Mozart Minute: Mozart Hits Up His Friend for Cash
Mozart never secured a court or church music job with a comfortable income.Â Instead, he got by on limited earnings as a freelance composer and performer, and with help from his friends.Â
As Mozartâ€™s letters show, one of these friends was Viennese merchant and fellow musician and Freemason Michael Puchberg.Â Here is Emily Andersonâ€™s translation of a letter Mozart wrote to Puchberg in June 1788.
â€œI still owe you eight ducats,â€ Mozart wrote. â€œApart from the fact that at the moment I am not in a position to pay you back this sum, I dare to implore you to help me out with a hundred gulden until next week.â€Â Puchberg sent one hundred gulden.Â

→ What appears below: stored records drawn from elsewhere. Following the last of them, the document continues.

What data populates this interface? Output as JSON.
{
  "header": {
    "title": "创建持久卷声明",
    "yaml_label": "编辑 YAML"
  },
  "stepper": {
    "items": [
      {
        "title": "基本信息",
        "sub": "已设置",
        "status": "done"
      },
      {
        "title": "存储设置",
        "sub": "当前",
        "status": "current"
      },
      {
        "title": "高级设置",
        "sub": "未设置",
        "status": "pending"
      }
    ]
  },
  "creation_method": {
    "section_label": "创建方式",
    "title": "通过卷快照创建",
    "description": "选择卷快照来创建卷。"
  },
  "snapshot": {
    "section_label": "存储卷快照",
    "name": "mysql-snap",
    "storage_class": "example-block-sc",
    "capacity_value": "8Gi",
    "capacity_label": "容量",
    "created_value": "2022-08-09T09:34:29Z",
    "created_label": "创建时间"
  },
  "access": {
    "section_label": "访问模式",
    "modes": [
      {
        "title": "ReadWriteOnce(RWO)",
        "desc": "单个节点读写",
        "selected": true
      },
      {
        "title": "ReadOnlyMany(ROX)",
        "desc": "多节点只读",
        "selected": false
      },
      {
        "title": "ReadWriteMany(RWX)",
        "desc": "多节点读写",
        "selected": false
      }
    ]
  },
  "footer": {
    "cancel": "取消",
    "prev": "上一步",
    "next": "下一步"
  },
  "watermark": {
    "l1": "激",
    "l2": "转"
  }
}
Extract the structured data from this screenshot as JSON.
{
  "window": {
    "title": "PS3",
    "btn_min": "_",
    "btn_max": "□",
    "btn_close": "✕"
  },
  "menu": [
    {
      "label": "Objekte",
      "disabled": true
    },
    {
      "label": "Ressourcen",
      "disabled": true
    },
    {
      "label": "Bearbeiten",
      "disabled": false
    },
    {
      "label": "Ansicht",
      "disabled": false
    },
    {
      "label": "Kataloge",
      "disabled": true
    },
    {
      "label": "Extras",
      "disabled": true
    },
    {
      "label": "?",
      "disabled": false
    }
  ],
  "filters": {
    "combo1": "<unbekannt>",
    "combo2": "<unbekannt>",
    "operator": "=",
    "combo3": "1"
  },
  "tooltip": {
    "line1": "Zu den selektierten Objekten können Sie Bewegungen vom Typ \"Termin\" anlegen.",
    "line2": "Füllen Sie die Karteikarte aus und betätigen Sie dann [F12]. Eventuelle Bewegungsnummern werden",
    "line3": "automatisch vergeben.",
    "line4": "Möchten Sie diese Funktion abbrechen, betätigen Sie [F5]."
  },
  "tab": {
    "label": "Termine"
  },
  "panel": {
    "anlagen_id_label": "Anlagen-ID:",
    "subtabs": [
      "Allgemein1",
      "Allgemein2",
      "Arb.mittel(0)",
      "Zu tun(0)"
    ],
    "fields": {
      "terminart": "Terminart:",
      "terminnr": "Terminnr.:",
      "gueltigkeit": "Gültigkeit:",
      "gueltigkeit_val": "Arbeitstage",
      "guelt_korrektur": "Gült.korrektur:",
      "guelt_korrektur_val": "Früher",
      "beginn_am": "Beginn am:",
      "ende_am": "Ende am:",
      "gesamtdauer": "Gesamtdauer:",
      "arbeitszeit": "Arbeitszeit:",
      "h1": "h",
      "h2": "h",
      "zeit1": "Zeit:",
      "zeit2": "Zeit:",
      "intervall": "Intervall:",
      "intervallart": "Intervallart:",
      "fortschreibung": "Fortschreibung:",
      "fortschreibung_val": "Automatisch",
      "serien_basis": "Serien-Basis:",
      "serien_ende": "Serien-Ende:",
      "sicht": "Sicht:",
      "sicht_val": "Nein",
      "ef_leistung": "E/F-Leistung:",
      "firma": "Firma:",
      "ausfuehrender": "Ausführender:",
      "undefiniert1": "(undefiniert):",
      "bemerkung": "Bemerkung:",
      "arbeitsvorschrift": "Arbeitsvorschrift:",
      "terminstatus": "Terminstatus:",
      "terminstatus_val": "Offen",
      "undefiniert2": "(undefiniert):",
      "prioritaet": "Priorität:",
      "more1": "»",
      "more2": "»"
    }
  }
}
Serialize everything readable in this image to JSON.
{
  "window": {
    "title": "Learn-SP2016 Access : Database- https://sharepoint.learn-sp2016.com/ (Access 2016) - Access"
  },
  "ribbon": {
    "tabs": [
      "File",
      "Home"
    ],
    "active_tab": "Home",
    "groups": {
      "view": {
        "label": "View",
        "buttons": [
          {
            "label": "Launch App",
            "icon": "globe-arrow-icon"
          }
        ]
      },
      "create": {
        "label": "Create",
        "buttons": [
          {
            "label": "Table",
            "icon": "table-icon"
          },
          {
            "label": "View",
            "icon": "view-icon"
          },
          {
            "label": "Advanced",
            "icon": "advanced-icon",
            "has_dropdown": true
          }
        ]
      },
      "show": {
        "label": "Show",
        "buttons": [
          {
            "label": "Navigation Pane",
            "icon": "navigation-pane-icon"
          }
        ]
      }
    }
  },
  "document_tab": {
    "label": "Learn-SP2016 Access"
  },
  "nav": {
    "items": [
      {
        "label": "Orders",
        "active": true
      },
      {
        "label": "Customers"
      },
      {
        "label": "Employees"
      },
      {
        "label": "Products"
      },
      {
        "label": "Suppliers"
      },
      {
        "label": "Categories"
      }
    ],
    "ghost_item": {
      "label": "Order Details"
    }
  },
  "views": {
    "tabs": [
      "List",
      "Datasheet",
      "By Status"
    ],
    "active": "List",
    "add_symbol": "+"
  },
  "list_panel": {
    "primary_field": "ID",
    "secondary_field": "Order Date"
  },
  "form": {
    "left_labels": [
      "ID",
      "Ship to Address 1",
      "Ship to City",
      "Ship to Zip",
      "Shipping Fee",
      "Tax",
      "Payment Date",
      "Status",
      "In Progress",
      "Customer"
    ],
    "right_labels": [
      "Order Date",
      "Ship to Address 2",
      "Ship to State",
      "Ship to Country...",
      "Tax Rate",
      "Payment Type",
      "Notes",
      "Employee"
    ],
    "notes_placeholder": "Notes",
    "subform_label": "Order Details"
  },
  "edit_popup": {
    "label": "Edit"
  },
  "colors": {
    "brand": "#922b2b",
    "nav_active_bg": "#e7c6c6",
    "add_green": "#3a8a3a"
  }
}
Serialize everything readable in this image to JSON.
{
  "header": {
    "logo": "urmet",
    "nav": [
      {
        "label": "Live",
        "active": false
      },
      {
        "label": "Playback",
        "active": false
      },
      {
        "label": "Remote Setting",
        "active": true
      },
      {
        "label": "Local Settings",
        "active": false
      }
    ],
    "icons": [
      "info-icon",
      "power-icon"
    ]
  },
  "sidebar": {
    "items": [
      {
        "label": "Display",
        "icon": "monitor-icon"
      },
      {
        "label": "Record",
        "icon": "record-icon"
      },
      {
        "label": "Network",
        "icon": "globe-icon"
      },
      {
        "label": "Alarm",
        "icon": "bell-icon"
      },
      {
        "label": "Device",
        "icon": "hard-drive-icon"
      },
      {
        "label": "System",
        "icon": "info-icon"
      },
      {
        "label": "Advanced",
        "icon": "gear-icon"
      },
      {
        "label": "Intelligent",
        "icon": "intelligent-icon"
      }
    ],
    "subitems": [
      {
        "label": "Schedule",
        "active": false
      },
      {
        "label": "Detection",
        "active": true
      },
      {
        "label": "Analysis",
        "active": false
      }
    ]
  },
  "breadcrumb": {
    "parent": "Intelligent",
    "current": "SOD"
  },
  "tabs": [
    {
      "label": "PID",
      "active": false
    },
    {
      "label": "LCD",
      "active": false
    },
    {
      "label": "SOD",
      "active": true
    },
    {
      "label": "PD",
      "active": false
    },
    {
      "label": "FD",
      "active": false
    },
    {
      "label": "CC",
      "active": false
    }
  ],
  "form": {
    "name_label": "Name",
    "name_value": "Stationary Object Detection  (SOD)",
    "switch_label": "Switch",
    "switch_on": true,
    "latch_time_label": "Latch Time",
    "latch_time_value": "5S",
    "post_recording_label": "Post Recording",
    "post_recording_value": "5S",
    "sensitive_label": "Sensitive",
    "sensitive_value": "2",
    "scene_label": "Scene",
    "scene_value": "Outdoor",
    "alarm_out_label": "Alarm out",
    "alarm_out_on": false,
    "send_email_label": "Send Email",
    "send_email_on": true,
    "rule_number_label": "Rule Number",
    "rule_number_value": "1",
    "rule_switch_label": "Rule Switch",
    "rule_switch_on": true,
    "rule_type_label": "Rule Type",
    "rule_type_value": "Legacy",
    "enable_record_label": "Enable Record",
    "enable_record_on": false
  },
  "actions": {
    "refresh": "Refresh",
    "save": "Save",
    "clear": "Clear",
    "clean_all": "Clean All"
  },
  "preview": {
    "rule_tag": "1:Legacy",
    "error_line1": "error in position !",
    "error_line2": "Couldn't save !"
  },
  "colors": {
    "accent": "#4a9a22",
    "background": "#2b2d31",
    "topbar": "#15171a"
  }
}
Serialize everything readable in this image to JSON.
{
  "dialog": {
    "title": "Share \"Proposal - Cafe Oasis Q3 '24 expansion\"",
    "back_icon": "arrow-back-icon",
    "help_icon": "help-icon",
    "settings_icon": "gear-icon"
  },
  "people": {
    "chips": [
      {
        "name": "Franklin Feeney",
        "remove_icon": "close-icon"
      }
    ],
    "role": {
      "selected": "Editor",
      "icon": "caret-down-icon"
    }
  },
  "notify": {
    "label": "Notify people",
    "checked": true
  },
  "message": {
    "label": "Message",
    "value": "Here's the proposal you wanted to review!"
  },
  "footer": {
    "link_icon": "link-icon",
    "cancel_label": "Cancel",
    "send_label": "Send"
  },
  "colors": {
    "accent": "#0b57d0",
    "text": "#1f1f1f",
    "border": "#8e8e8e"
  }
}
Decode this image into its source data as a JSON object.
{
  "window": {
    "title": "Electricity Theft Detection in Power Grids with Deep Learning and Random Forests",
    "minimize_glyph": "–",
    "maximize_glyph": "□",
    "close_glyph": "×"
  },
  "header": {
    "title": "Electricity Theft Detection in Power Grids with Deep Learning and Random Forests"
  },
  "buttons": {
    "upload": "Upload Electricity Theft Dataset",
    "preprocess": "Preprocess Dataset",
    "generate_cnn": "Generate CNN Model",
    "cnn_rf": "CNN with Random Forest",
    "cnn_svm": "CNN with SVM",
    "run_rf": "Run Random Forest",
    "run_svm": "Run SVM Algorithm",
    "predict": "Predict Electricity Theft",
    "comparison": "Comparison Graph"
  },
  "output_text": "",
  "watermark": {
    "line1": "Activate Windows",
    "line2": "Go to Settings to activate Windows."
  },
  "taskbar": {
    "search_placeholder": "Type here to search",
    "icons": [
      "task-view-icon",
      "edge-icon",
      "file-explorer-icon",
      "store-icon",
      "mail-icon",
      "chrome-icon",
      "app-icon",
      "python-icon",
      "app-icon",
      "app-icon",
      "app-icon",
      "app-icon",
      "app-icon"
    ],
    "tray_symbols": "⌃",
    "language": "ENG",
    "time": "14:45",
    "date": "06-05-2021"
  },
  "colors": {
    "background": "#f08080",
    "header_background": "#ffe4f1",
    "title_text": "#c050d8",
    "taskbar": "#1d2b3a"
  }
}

July 12th, 1789: â€œInstead of paying my debts, I am asking for more money.â€Â Mozart requested 500 gulden.Â Only after Mozartâ€™s next letter repeating his request for funds did Puchberg respond with a loan of 150 gulden.Â The letters go on through only months before Mozartâ€™s death in December of 1791.Â Fortunately, so did the loans, and so did the music.